> _Prompt_: Look through the records that follow. Copy every line containing the word "bois".

★ ★ ★ ★ ★ ★ ★

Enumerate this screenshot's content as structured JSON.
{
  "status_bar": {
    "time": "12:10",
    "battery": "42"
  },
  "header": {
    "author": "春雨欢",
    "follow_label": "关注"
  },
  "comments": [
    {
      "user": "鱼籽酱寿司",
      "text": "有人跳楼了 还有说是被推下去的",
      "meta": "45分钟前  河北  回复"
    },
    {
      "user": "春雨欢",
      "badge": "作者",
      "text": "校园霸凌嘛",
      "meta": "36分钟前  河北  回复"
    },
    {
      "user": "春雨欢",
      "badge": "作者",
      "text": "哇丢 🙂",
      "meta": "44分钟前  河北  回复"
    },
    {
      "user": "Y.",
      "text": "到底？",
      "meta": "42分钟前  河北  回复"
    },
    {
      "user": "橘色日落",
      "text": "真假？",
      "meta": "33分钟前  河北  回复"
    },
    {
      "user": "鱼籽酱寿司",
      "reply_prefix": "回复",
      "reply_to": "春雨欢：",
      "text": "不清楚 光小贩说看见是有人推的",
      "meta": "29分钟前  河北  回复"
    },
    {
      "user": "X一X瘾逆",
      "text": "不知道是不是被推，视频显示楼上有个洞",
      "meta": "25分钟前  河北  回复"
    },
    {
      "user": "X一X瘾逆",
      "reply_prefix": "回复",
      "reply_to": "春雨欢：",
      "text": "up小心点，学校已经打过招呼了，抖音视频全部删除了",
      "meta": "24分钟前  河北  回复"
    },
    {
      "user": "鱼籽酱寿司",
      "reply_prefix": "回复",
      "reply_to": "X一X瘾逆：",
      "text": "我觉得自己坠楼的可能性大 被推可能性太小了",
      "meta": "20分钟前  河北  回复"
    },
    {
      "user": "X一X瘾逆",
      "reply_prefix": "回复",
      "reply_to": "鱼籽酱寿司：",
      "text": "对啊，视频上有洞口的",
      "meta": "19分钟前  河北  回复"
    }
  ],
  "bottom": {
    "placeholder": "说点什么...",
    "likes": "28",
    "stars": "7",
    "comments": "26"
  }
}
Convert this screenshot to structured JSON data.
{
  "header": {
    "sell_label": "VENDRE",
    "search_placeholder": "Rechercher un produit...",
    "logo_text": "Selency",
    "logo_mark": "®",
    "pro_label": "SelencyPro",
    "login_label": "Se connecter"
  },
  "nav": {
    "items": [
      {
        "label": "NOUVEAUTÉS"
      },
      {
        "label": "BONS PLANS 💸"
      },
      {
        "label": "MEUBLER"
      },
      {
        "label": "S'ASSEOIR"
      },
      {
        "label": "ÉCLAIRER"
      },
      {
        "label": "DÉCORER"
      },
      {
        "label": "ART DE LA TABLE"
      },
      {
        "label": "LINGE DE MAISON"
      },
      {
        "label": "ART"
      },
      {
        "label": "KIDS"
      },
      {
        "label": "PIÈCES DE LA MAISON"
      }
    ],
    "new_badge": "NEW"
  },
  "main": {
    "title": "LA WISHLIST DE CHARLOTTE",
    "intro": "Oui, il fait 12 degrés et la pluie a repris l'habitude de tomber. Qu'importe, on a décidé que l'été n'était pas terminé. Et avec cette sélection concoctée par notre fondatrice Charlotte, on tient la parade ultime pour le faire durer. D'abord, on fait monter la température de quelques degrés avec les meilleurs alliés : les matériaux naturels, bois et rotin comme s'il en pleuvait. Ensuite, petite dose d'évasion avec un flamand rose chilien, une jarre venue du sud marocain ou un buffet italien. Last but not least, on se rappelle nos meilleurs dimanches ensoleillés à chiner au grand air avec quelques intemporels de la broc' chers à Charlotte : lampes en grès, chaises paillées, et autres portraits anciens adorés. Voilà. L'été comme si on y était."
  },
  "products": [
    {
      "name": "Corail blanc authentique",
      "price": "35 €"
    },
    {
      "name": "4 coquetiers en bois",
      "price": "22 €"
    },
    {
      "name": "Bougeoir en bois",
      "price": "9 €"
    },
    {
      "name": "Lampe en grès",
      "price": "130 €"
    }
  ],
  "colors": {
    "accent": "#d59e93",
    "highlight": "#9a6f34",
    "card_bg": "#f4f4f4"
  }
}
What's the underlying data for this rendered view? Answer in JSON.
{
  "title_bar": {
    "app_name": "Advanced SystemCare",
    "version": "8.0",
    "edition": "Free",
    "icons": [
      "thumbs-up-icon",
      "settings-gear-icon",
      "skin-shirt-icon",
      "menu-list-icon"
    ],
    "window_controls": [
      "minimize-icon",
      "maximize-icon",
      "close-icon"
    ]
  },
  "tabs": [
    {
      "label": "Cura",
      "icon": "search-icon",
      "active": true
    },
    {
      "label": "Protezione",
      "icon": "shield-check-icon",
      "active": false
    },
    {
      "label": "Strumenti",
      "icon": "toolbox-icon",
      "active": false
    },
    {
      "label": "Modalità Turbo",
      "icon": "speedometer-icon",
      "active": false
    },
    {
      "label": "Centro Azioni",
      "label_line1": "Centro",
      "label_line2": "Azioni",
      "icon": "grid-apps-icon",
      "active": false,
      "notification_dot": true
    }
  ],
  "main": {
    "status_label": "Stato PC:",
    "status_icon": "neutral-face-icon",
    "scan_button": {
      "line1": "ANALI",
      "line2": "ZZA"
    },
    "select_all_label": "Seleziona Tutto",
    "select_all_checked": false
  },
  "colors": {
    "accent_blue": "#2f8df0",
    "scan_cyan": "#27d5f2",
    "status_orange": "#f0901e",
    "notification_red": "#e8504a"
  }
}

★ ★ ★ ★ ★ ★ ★

> _Response to the exercise_:
    "intro": "Oui, il fait 12 degrés et la pluie a repris l'habitude de tomber. Qu'importe, on a décidé que l'été n'était pas terminé. Et avec cette sélection concoctée par notre fondatrice Charlotte, on tient la parade ultime pour le faire durer. D'abord, on fait monter la température de quelques degrés avec les meilleurs alliés : les matériaux naturels, bois et rotin comme s'il en pleuvait. Ensuite, petite dose d'évasion avec un flamand rose chilien, une jarre venue du sud marocain ou un buffet italien. Last but not least, on se rappelle nos meilleurs dimanches ensoleillés à chiner au grand air avec quelques intemporels de la broc' chers à Charlotte : lampes en grès, chaises paillées, et autres portraits anciens adorés. Voilà. L'été comme si on y était."
      "name": "4 coquetiers en bois",
      "name": "Bougeoir en bois",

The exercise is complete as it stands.